Although they weren’t exact matches for the tastes and textures of the foods I’d been craving, the featured foods were much closer to the originals than what I’d been eating.

From trial and error, I can tell you that most gluten-free substitutes are subpar at best, and usually I end up disappointed with my food purchases. The foods at the Celiac Awareness Tour were different. It was evident that people who missed and craved these foods were the ones making them, and they were as close to their wheat-containing counterparts as they possibly could be.

Fortunately, when the tour isn’t in town, the food can still be found in Pittsburgh.

All of the food items are sold at Eden’s Market in Mt. Lebanon. Eden’s Market is a natural food store specializing in gluten-free and allergy-friendly items.

Jeff Weiner, the owner of Eden, suffers from celiac disease and is adamant about spreading knowledge about it. Weiner gives out his personal contact information to anyone with further questions and encouraged those with gluten allergies to come to informational sessions hosted by the Gluten Intolerance Group.

GIG is a nonprofit organization dedicated to providing accurate and scientific information about celiac disease.

Eden’s Market isn’t the only place that’s been trying to make a difference in the gluten-free realm. Over the last two decades, Giant Eagle has expanded its nutritional services and has hired 25 nutritionists in various stores. A nutrition specialist will walk through the store with a customer and point out all of the gluten-free foods, free of charge. Additional nutritional consultation is also available for a small fee.

“We ensure that our gluten-free foods are labeled and that there is no cross-contamination, which is rare because it is not required by law,” said Judy Dodd, the community relations corporate nutritionist at Giant Eagle.

I left the Celiac Awareness Tour with my stomach full and my options expanded.
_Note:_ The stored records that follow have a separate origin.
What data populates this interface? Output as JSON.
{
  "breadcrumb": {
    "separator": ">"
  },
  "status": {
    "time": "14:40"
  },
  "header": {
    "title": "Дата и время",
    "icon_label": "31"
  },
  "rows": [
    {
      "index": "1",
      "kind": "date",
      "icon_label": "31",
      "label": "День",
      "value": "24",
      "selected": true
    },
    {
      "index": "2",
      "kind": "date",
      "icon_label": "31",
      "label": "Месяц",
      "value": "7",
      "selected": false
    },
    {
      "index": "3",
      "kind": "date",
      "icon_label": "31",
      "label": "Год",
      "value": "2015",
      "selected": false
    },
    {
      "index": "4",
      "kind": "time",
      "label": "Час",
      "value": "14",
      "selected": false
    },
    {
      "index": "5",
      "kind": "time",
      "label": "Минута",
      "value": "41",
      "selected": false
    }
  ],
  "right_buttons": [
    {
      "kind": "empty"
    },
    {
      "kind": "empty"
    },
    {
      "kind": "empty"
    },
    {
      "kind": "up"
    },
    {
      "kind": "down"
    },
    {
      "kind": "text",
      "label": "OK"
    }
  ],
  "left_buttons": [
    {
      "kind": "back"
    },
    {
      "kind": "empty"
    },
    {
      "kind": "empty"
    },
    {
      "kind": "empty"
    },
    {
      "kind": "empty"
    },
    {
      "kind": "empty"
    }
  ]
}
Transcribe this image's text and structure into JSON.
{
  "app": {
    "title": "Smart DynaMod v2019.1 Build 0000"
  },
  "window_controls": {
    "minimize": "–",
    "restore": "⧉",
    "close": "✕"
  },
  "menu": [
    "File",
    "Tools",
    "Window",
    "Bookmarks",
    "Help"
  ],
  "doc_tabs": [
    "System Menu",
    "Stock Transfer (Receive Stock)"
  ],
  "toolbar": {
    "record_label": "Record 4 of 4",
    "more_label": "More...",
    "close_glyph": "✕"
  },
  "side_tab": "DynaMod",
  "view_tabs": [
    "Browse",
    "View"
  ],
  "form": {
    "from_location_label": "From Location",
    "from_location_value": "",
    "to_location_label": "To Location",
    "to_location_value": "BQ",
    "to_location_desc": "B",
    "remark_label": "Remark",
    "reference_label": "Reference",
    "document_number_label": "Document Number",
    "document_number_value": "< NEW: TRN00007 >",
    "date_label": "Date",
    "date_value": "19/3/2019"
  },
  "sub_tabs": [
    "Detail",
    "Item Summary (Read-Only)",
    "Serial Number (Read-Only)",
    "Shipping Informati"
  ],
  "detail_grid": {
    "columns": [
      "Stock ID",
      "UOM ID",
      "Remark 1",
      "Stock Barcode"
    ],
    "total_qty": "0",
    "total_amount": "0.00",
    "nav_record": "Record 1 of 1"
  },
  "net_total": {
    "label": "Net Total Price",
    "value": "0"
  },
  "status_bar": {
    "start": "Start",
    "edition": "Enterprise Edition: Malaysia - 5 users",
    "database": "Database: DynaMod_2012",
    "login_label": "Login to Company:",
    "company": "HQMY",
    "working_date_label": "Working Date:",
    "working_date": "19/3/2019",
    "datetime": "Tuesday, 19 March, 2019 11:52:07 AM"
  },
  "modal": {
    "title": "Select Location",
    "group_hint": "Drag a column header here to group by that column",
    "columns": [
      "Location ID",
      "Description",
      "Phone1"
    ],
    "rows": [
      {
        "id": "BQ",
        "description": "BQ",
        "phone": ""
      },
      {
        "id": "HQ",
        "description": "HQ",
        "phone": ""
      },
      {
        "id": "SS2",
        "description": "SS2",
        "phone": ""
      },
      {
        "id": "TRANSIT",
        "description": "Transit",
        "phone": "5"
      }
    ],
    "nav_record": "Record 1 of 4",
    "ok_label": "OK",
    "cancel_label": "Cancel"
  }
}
And now, I have some delicious snacks to eat.

Look out for tasty recipes for chocolate chip cookies and other sweet treats in the next edition of Gluten-Free, Me?

West Penn Allegheny Health System will house the next GIG meeting on Monday, Feb. 27 at 6 p.m.

Who makes the best ______?

Pierogies — Conte’s Pasta Co. (www.contespasta.com)

Soups — Kettle Cuisine (www.kettlecuisine.com)

Bread — Udi’s (www.udisfood.com) and Rudi’s (www.rudisbakery.com). Similar names, different companies.

Deli Meat and Cheeses — Dietz & Watson (www.dietzandwatson.com)

Noodles — De Boles Pasta (www.deboles.com)